PROBLEM. Would you print the data below exactly, leaving out every picture?
::: RECORDS FOR THIS TASK :::
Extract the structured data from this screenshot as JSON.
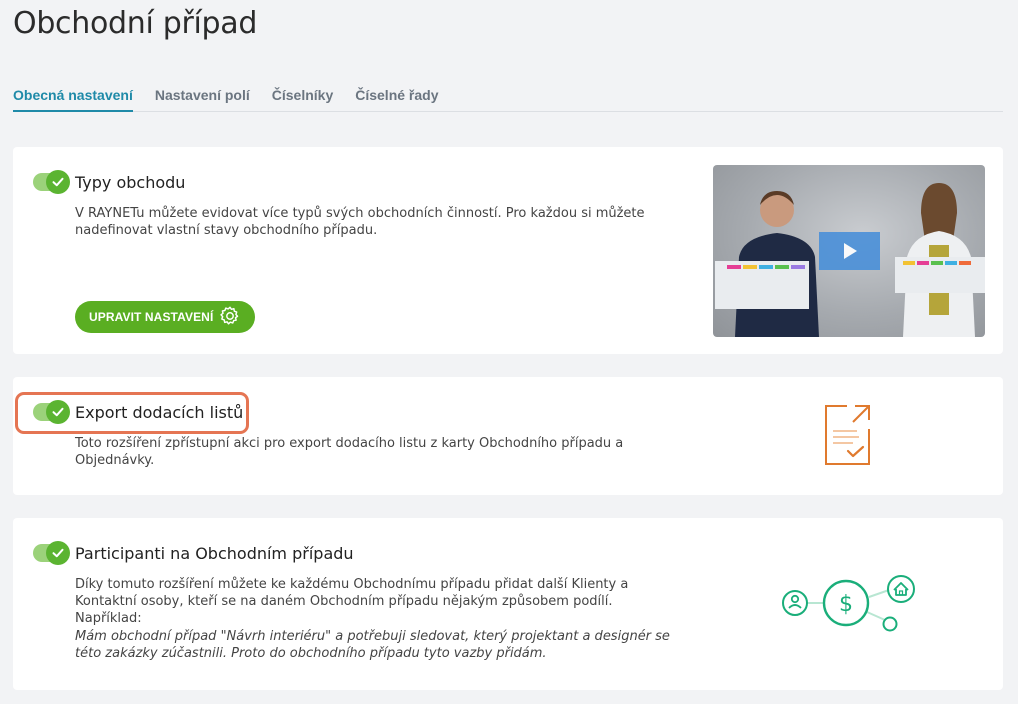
{
  "page": {
    "title": "Obchodní případ"
  },
  "tabs": [
    {
      "label": "Obecná nastavení",
      "active": true
    },
    {
      "label": "Nastavení polí",
      "active": false
    },
    {
      "label": "Číselníky",
      "active": false
    },
    {
      "label": "Číselné řady",
      "active": false
    }
  ],
  "cards": [
    {
      "title": "Typy obchodu",
      "enabled": true,
      "description": "V RAYNETu můžete evidovat více typů svých obchodních činností. Pro každou si můžete nadefinovat vlastní stavy obchodního případu.",
      "button_label": "UPRAVIT NASTAVENÍ",
      "media": "video-thumbnail"
    },
    {
      "title": "Export dodacích listů",
      "enabled": true,
      "description": "Toto rozšíření zpřístupní akci pro export dodacího listu z karty Obchodního případu a Objednávky.",
      "media": "document-export-icon"
    },
    {
      "title": "Participanti na Obchodním případu",
      "enabled": true,
      "description": "Díky tomuto rozšíření můžete ke každému Obchodnímu případu přidat další Klienty a Kontaktní osoby, kteří se na daném Obchodním případu nějakým způsobem podílí. Například:",
      "example": "Mám obchodní případ \"Návrh interiéru\" a potřebuji sledovat, který projektant a designér se této zakázky zúčastnili. Proto do obchodního případu tyto vazby přidám.",
      "media": "participants-network-icon"
    }
  ],
  "colors": {
    "accent_tab": "#1f8aa8",
    "toggle_on": "#5bb431",
    "button_green": "#5aae22",
    "highlight": "#e57553",
    "icon_orange": "#e07a2e",
    "icon_teal": "#1aae7a"
  }
}
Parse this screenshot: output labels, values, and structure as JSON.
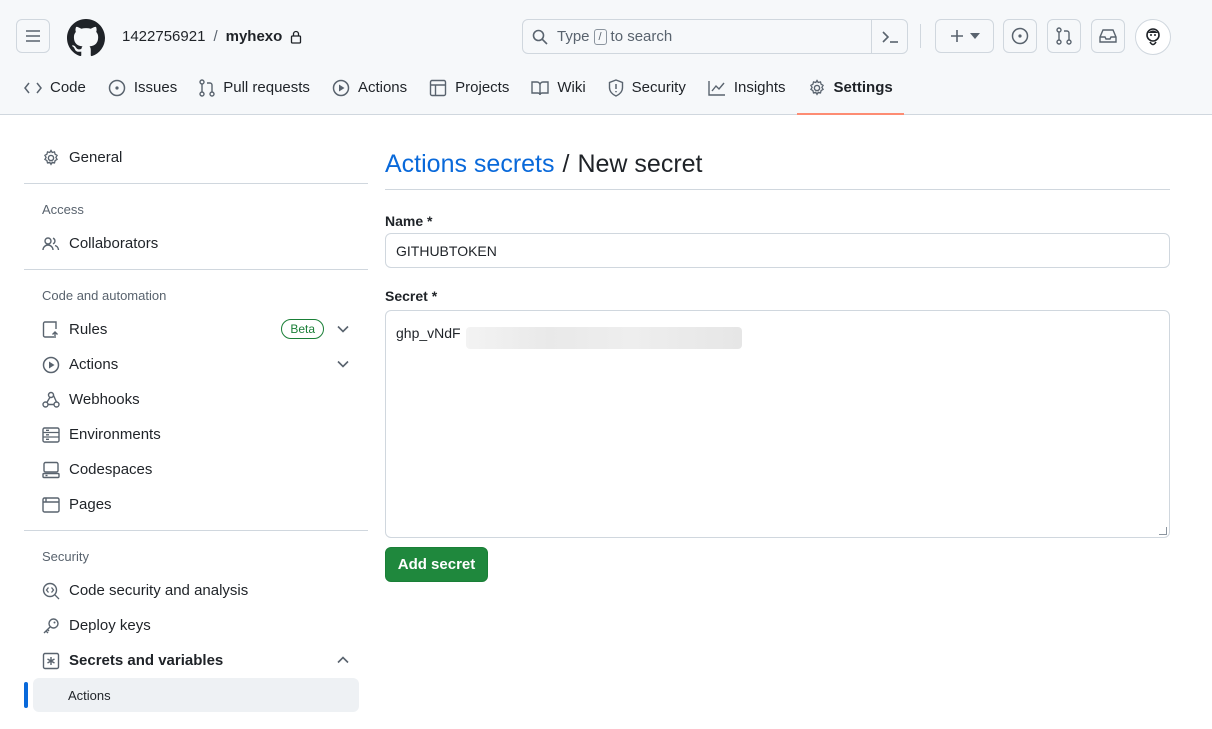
{
  "header": {
    "owner": "1422756921",
    "separator": "/",
    "repo": "myhexo",
    "search": {
      "prefix": "Type",
      "key": "/",
      "suffix": "to search"
    }
  },
  "tabs": [
    {
      "label": "Code",
      "icon": "code-icon"
    },
    {
      "label": "Issues",
      "icon": "issue-icon"
    },
    {
      "label": "Pull requests",
      "icon": "pull-request-icon"
    },
    {
      "label": "Actions",
      "icon": "play-icon"
    },
    {
      "label": "Projects",
      "icon": "table-icon"
    },
    {
      "label": "Wiki",
      "icon": "book-icon"
    },
    {
      "label": "Security",
      "icon": "shield-icon"
    },
    {
      "label": "Insights",
      "icon": "graph-icon"
    },
    {
      "label": "Settings",
      "icon": "gear-icon",
      "active": true
    }
  ],
  "sidebar": {
    "general": "General",
    "access_heading": "Access",
    "collaborators": "Collaborators",
    "automation_heading": "Code and automation",
    "rules": "Rules",
    "rules_badge": "Beta",
    "actions": "Actions",
    "webhooks": "Webhooks",
    "environments": "Environments",
    "codespaces": "Codespaces",
    "pages": "Pages",
    "security_heading": "Security",
    "code_security": "Code security and analysis",
    "deploy_keys": "Deploy keys",
    "secrets": "Secrets and variables",
    "secrets_sub_actions": "Actions"
  },
  "main": {
    "title_link": "Actions secrets",
    "title_sep": "/",
    "title_current": "New secret",
    "name_label": "Name *",
    "name_value": "GITHUBTOKEN",
    "secret_label": "Secret *",
    "secret_value": "ghp_vNdF",
    "submit_label": "Add secret"
  },
  "colors": {
    "link": "#0969da",
    "primary_button": "#1f883d",
    "active_tab_underline": "#fd8c73",
    "beta_badge": "#1a7f37"
  }
}
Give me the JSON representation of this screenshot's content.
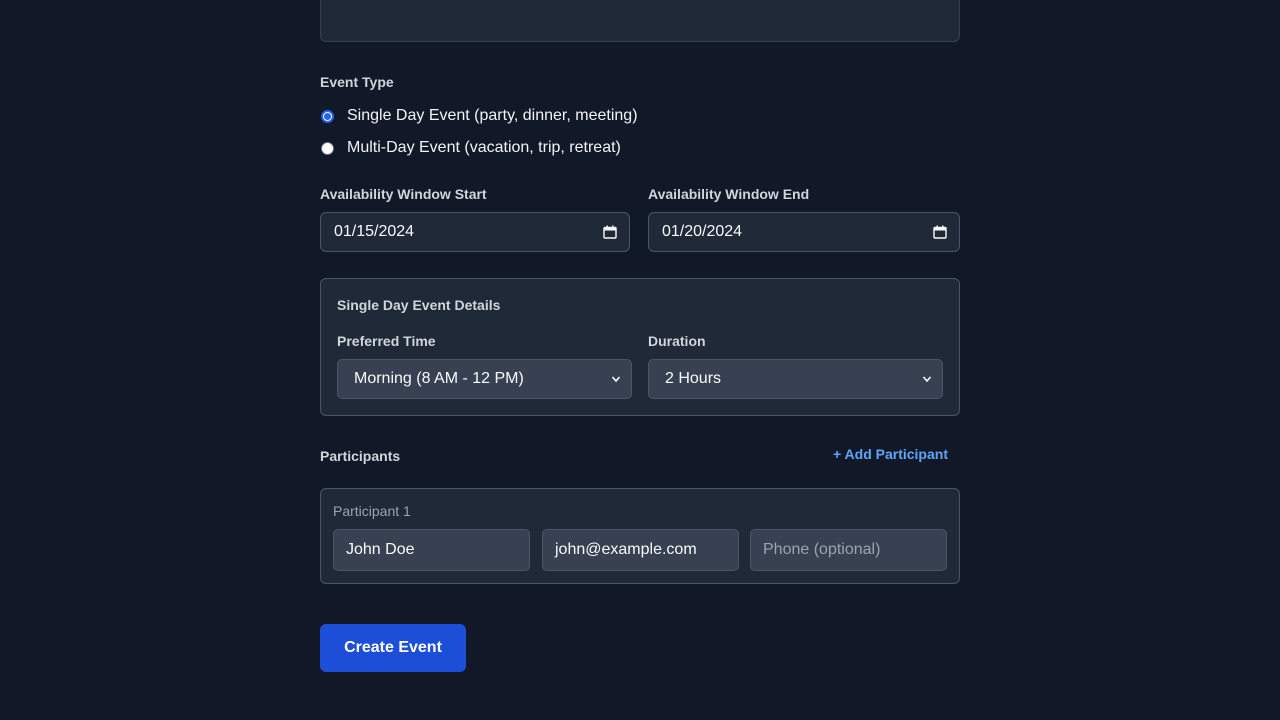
{
  "form": {
    "event_type": {
      "label": "Event Type",
      "options": [
        {
          "label": "Single Day Event (party, dinner, meeting)",
          "checked": true
        },
        {
          "label": "Multi-Day Event (vacation, trip, retreat)",
          "checked": false
        }
      ]
    },
    "availability": {
      "start_label": "Availability Window Start",
      "start_value": "01/15/2024",
      "end_label": "Availability Window End",
      "end_value": "01/20/2024"
    },
    "single_day_details": {
      "title": "Single Day Event Details",
      "preferred_time_label": "Preferred Time",
      "preferred_time_value": "Morning (8 AM - 12 PM)",
      "duration_label": "Duration",
      "duration_value": "2 Hours"
    },
    "participants": {
      "label": "Participants",
      "add_label": "+ Add Participant",
      "items": [
        {
          "heading": "Participant 1",
          "name": "John Doe",
          "email": "john@example.com",
          "phone_placeholder": "Phone (optional)"
        }
      ]
    },
    "submit_label": "Create Event"
  },
  "colors": {
    "background": "#111827",
    "panel": "#1f2937",
    "accent": "#1d4ed8",
    "link": "#60a5fa"
  }
}
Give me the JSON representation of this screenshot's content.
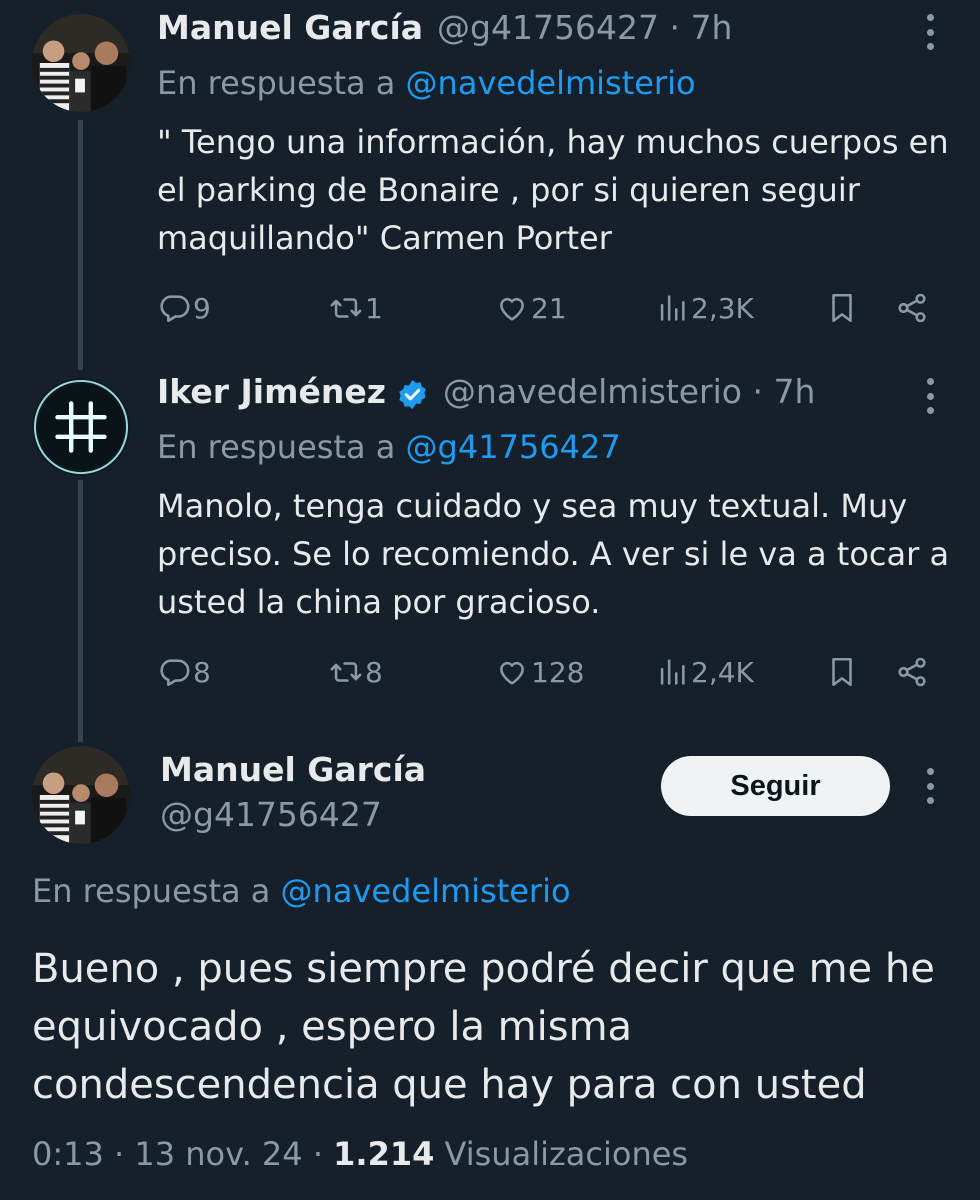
{
  "tweets": [
    {
      "name": "Manuel García",
      "handle": "@g41756427",
      "time": "· 7h",
      "reply_prefix": "En respuesta a",
      "reply_to": "@navedelmisterio",
      "text": "\" Tengo una información, hay muchos cuerpos en el parking de Bonaire , por si quieren seguir maquillando\" Carmen Porter",
      "replies": "9",
      "retweets": "1",
      "likes": "21",
      "views": "2,3K"
    },
    {
      "name": "Iker Jiménez",
      "handle": "@navedelmisterio",
      "time": "· 7h",
      "reply_prefix": "En respuesta a",
      "reply_to": "@g41756427",
      "text": "Manolo, tenga cuidado y sea muy textual. Muy preciso. Se lo recomiendo. A ver si le va a tocar a usted la china por gracioso.",
      "replies": "8",
      "retweets": "8",
      "likes": "128",
      "views": "2,4K"
    }
  ],
  "main": {
    "name": "Manuel García",
    "handle": "@g41756427",
    "follow_label": "Seguir",
    "reply_prefix": "En respuesta a",
    "reply_to": "@navedelmisterio",
    "text": "Bueno , pues siempre podré decir que me he equivocado , espero la misma condescendencia que hay para con usted",
    "time": "0:13 · 13 nov. 24 ·",
    "views_count": "1.214",
    "views_label": "Visualizaciones"
  },
  "colors": {
    "background": "#15202b",
    "accent": "#1d9bf0",
    "muted": "#8b98a5",
    "text": "#e7e9ea"
  },
  "icons": [
    "reply-icon",
    "retweet-icon",
    "like-icon",
    "views-icon",
    "bookmark-icon",
    "share-icon",
    "more-icon",
    "verified-icon",
    "hashtag-logo-icon"
  ]
}
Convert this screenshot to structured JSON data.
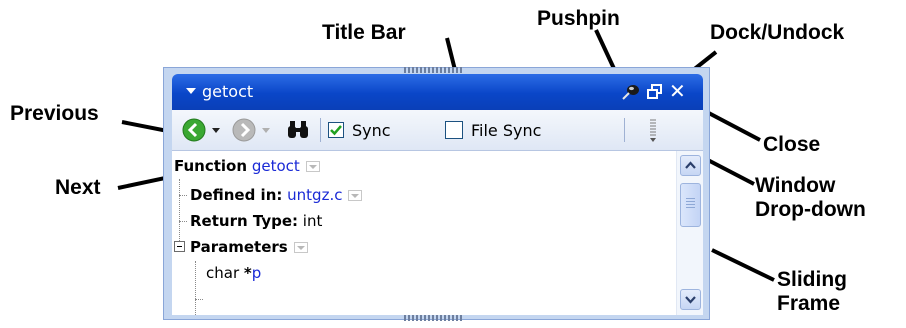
{
  "callouts": {
    "title_bar": "Title Bar",
    "pushpin": "Pushpin",
    "dock_undock": "Dock/Undock",
    "previous": "Previous",
    "close": "Close",
    "next": "Next",
    "window_dropdown_line1": "Window",
    "window_dropdown_line2": "Drop-down",
    "sliding_frame_line1": "Sliding",
    "sliding_frame_line2": "Frame"
  },
  "window": {
    "title": "getoct",
    "icons": {
      "title_menu": "triangle-down-icon",
      "pushpin": "pushpin-icon",
      "dock": "dock-undock-icon",
      "close": "close-icon"
    },
    "colors": {
      "title_bar": "#0a46c8",
      "frame": "#c4d6f0",
      "link": "#1a2ad6",
      "back_button": "#3aa832",
      "forward_button": "#b9b9b9"
    }
  },
  "toolbar": {
    "previous_icon": "green-left-arrow-icon",
    "next_icon": "gray-right-arrow-icon",
    "find_icon": "binoculars-icon",
    "sync_label": "Sync",
    "sync_checked": true,
    "file_sync_label": "File Sync",
    "file_sync_checked": false,
    "window_dropdown_icon": "window-dropdown-grip-icon"
  },
  "content": {
    "function_label": "Function",
    "function_name": "getoct",
    "defined_in_label": "Defined in:",
    "defined_in_value": "untgz.c",
    "return_type_label": "Return Type:",
    "return_type_value": "int",
    "parameters_label": "Parameters",
    "param_type": "char ",
    "param_pointer": "*",
    "param_name": "p"
  }
}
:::
OUTPUT FOR THIS TASK.
Extract the structured data from this screenshot as JSON.
{
  "page": {
    "title": "Obchodní případ"
  },
  "tabs": [
    {
      "label": "Obecná nastavení",
      "active": true
    },
    {
      "label": "Nastavení polí",
      "active": false
    },
    {
      "label": "Číselníky",
      "active": false
    },
    {
      "label": "Číselné řady",
      "active": false
    }
  ],
  "cards": [
    {
      "title": "Typy obchodu",
      "enabled": true,
      "description": "V RAYNETu můžete evidovat více typů svých obchodních činností. Pro každou si můžete nadefinovat vlastní stavy obchodního případu.",
      "button_label": "UPRAVIT NASTAVENÍ",
      "media": "video-thumbnail"
    },
    {
      "title": "Export dodacích listů",
      "enabled": true,
      "description": "Toto rozšíření zpřístupní akci pro export dodacího listu z karty Obchodního případu a Objednávky.",
      "media": "document-export-icon"
    },
    {
      "title": "Participanti na Obchodním případu",
      "enabled": true,
      "description": "Díky tomuto rozšíření můžete ke každému Obchodnímu případu přidat další Klienty a Kontaktní osoby, kteří se na daném Obchodním případu nějakým způsobem podílí. Například:",
      "example": "Mám obchodní případ \"Návrh interiéru\" a potřebuji sledovat, který projektant a designér se této zakázky zúčastnili. Proto do obchodního případu tyto vazby přidám.",
      "media": "participants-network-icon"
    }
  ],
  "colors": {
    "accent_tab": "#1f8aa8",
    "toggle_on": "#5bb431",
    "button_green": "#5aae22",
    "highlight": "#e57553",
    "icon_orange": "#e07a2e",
    "icon_teal": "#1aae7a"
  }
}
Parse this screenshot: output labels, values, and structure as JSON.
{
  "header": {
    "owner": "1422756921",
    "separator": "/",
    "repo": "myhexo",
    "search": {
      "prefix": "Type",
      "key": "/",
      "suffix": "to search"
    }
  },
  "tabs": [
    {
      "label": "Code",
      "icon": "code-icon"
    },
    {
      "label": "Issues",
      "icon": "issue-icon"
    },
    {
      "label": "Pull requests",
      "icon": "pull-request-icon"
    },
    {
      "label": "Actions",
      "icon": "play-icon"
    },
    {
      "label": "Projects",
      "icon": "table-icon"
    },
    {
      "label": "Wiki",
      "icon": "book-icon"
    },
    {
      "label": "Security",
      "icon": "shield-icon"
    },
    {
      "label": "Insights",
      "icon": "graph-icon"
    },
    {
      "label": "Settings",
      "icon": "gear-icon",
      "active": true
    }
  ],
  "sidebar": {
    "general": "General",
    "access_heading": "Access",
    "collaborators": "Collaborators",
    "automation_heading": "Code and automation",
    "rules": "Rules",
    "rules_badge": "Beta",
    "actions": "Actions",
    "webhooks": "Webhooks",
    "environments": "Environments",
    "codespaces": "Codespaces",
    "pages": "Pages",
    "security_heading": "Security",
    "code_security": "Code security and analysis",
    "deploy_keys": "Deploy keys",
    "secrets": "Secrets and variables",
    "secrets_sub_actions": "Actions"
  },
  "main": {
    "title_link": "Actions secrets",
    "title_sep": "/",
    "title_current": "New secret",
    "name_label": "Name *",
    "name_value": "GITHUBTOKEN",
    "secret_label": "Secret *",
    "secret_value": "ghp_vNdF",
    "submit_label": "Add secret"
  },
  "colors": {
    "link": "#0969da",
    "primary_button": "#1f883d",
    "active_tab_underline": "#fd8c73",
    "beta_badge": "#1a7f37"
  }
}
Give me the JSON representation of this screenshot's content.
{
  "form": {
    "event_type": {
      "label": "Event Type",
      "options": [
        {
          "label": "Single Day Event (party, dinner, meeting)",
          "checked": true
        },
        {
          "label": "Multi-Day Event (vacation, trip, retreat)",
          "checked": false
        }
      ]
    },
    "availability": {
      "start_label": "Availability Window Start",
      "start_value": "01/15/2024",
      "end_label": "Availability Window End",
      "end_value": "01/20/2024"
    },
    "single_day_details": {
      "title": "Single Day Event Details",
      "preferred_time_label": "Preferred Time",
      "preferred_time_value": "Morning (8 AM - 12 PM)",
      "duration_label": "Duration",
      "duration_value": "2 Hours"
    },
    "participants": {
      "label": "Participants",
      "add_label": "+ Add Participant",
      "items": [
        {
          "heading": "Participant 1",
          "name": "John Doe",
          "email": "john@example.com",
          "phone_placeholder": "Phone (optional)"
        }
      ]
    },
    "submit_label": "Create Event"
  },
  "colors": {
    "background": "#111827",
    "panel": "#1f2937",
    "accent": "#1d4ed8",
    "link": "#60a5fa"
  }
}
Give me the JSON representation of this screenshot's content.
{
  "tweets": [
    {
      "name": "Manuel García",
      "handle": "@g41756427",
      "time": "· 7h",
      "reply_prefix": "En respuesta a",
      "reply_to": "@navedelmisterio",
      "text": "\" Tengo una información, hay muchos cuerpos en el parking de Bonaire , por si quieren seguir maquillando\" Carmen Porter",
      "replies": "9",
      "retweets": "1",
      "likes": "21",
      "views": "2,3K"
    },
    {
      "name": "Iker Jiménez",
      "handle": "@navedelmisterio",
      "time": "· 7h",
      "reply_prefix": "En respuesta a",
      "reply_to": "@g41756427",
      "text": "Manolo, tenga cuidado y sea muy textual. Muy preciso. Se lo recomiendo. A ver si le va a tocar a usted la china por gracioso.",
      "replies": "8",
      "retweets": "8",
      "likes": "128",
      "views": "2,4K"
    }
  ],
  "main": {
    "name": "Manuel García",
    "handle": "@g41756427",
    "follow_label": "Seguir",
    "reply_prefix": "En respuesta a",
    "reply_to": "@navedelmisterio",
    "text": "Bueno , pues siempre podré decir que me he equivocado , espero la misma condescendencia que hay para con usted",
    "time": "0:13 · 13 nov. 24 ·",
    "views_count": "1.214",
    "views_label": "Visualizaciones"
  },
  "colors": {
    "background": "#15202b",
    "accent": "#1d9bf0",
    "muted": "#8b98a5",
    "text": "#e7e9ea"
  },
  "icons": [
    "reply-icon",
    "retweet-icon",
    "like-icon",
    "views-icon",
    "bookmark-icon",
    "share-icon",
    "more-icon",
    "verified-icon",
    "hashtag-logo-icon"
  ]
}
Convert this screenshot to structured JSON data.
{
  "callouts": {
    "title_bar": "Title Bar",
    "pushpin": "Pushpin",
    "dock_undock": "Dock/Undock",
    "previous": "Previous",
    "close": "Close",
    "next": "Next",
    "window_dropdown_line1": "Window",
    "window_dropdown_line2": "Drop-down",
    "sliding_frame_line1": "Sliding",
    "sliding_frame_line2": "Frame"
  },
  "window": {
    "title": "getoct",
    "icons": {
      "title_menu": "triangle-down-icon",
      "pushpin": "pushpin-icon",
      "dock": "dock-undock-icon",
      "close": "close-icon"
    },
    "colors": {
      "title_bar": "#0a46c8",
      "frame": "#c4d6f0",
      "link": "#1a2ad6",
      "back_button": "#3aa832",
      "forward_button": "#b9b9b9"
    }
  },
  "toolbar": {
    "previous_icon": "green-left-arrow-icon",
    "next_icon": "gray-right-arrow-icon",
    "find_icon": "binoculars-icon",
    "sync_label": "Sync",
    "sync_checked": true,
    "file_sync_label": "File Sync",
    "file_sync_checked": false,
    "window_dropdown_icon": "window-dropdown-grip-icon"
  },
  "content": {
    "function_label": "Function",
    "function_name": "getoct",
    "defined_in_label": "Defined in:",
    "defined_in_value": "untgz.c",
    "return_type_label": "Return Type:",
    "return_type_value": "int",
    "parameters_label": "Parameters",
    "param_type": "char ",
    "param_pointer": "*",
    "param_name": "p"
  }
}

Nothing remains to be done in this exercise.